#### TASK DESCRIPTION:
An exact copy of every entry is needed, with no images.

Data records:

□ □ □ □ □ □ □

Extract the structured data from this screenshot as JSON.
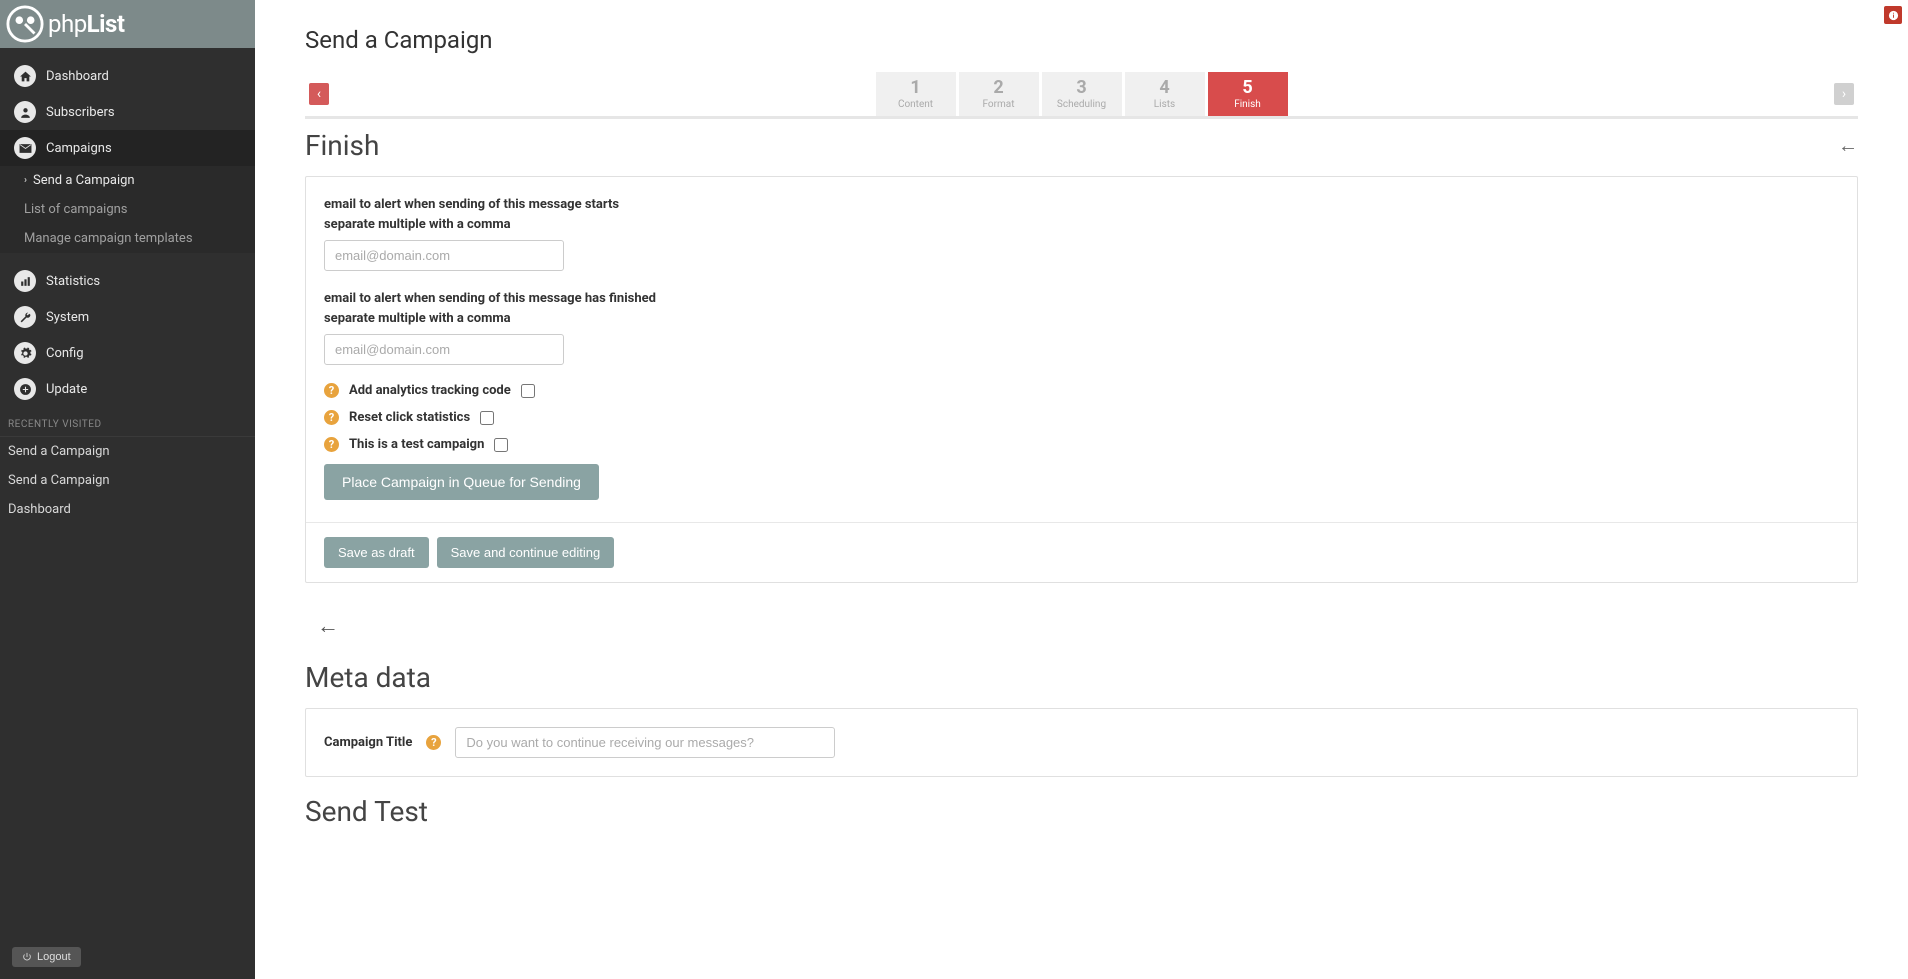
{
  "brand": "phpList",
  "sidebar": {
    "items": [
      {
        "label": "Dashboard"
      },
      {
        "label": "Subscribers"
      },
      {
        "label": "Campaigns"
      },
      {
        "label": "Statistics"
      },
      {
        "label": "System"
      },
      {
        "label": "Config"
      },
      {
        "label": "Update"
      }
    ],
    "campaigns_sub": [
      {
        "label": "Send a Campaign"
      },
      {
        "label": "List of campaigns"
      },
      {
        "label": "Manage campaign templates"
      }
    ],
    "recent_header": "RECENTLY VISITED",
    "recent": [
      {
        "label": "Send a Campaign"
      },
      {
        "label": "Send a Campaign"
      },
      {
        "label": "Dashboard"
      }
    ],
    "logout": "Logout"
  },
  "page": {
    "title": "Send a Campaign",
    "steps": [
      {
        "num": "1",
        "label": "Content"
      },
      {
        "num": "2",
        "label": "Format"
      },
      {
        "num": "3",
        "label": "Scheduling"
      },
      {
        "num": "4",
        "label": "Lists"
      },
      {
        "num": "5",
        "label": "Finish"
      }
    ],
    "section_title": "Finish",
    "alert_start_label": "email to alert when sending of this message starts",
    "alert_start_sub": "separate multiple with a comma",
    "alert_start_placeholder": "email@domain.com",
    "alert_finish_label": "email to alert when sending of this message has finished",
    "alert_finish_sub": "separate multiple with a comma",
    "alert_finish_placeholder": "email@domain.com",
    "analytics_label": "Add analytics tracking code",
    "reset_clicks_label": "Reset click statistics",
    "test_campaign_label": "This is a test campaign",
    "place_queue_btn": "Place Campaign in Queue for Sending",
    "save_draft_btn": "Save as draft",
    "save_continue_btn": "Save and continue editing",
    "meta_title": "Meta data",
    "campaign_title_label": "Campaign Title",
    "campaign_title_placeholder": "Do you want to continue receiving our messages?",
    "send_test_title": "Send Test"
  }
}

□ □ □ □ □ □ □

#### FINISHED EXERCISE:
Extract the structured data from this screenshot as JSON.
{
  "brand": "phpList",
  "sidebar": {
    "items": [
      {
        "label": "Dashboard"
      },
      {
        "label": "Subscribers"
      },
      {
        "label": "Campaigns"
      },
      {
        "label": "Statistics"
      },
      {
        "label": "System"
      },
      {
        "label": "Config"
      },
      {
        "label": "Update"
      }
    ],
    "campaigns_sub": [
      {
        "label": "Send a Campaign"
      },
      {
        "label": "List of campaigns"
      },
      {
        "label": "Manage campaign templates"
      }
    ],
    "recent_header": "RECENTLY VISITED",
    "recent": [
      {
        "label": "Send a Campaign"
      },
      {
        "label": "Send a Campaign"
      },
      {
        "label": "Dashboard"
      }
    ],
    "logout": "Logout"
  },
  "page": {
    "title": "Send a Campaign",
    "steps": [
      {
        "num": "1",
        "label": "Content"
      },
      {
        "num": "2",
        "label": "Format"
      },
      {
        "num": "3",
        "label": "Scheduling"
      },
      {
        "num": "4",
        "label": "Lists"
      },
      {
        "num": "5",
        "label": "Finish"
      }
    ],
    "section_title": "Finish",
    "alert_start_label": "email to alert when sending of this message starts",
    "alert_start_sub": "separate multiple with a comma",
    "alert_start_placeholder": "email@domain.com",
    "alert_finish_label": "email to alert when sending of this message has finished",
    "alert_finish_sub": "separate multiple with a comma",
    "alert_finish_placeholder": "email@domain.com",
    "analytics_label": "Add analytics tracking code",
    "reset_clicks_label": "Reset click statistics",
    "test_campaign_label": "This is a test campaign",
    "place_queue_btn": "Place Campaign in Queue for Sending",
    "save_draft_btn": "Save as draft",
    "save_continue_btn": "Save and continue editing",
    "meta_title": "Meta data",
    "campaign_title_label": "Campaign Title",
    "campaign_title_placeholder": "Do you want to continue receiving our messages?",
    "send_test_title": "Send Test"
  }
}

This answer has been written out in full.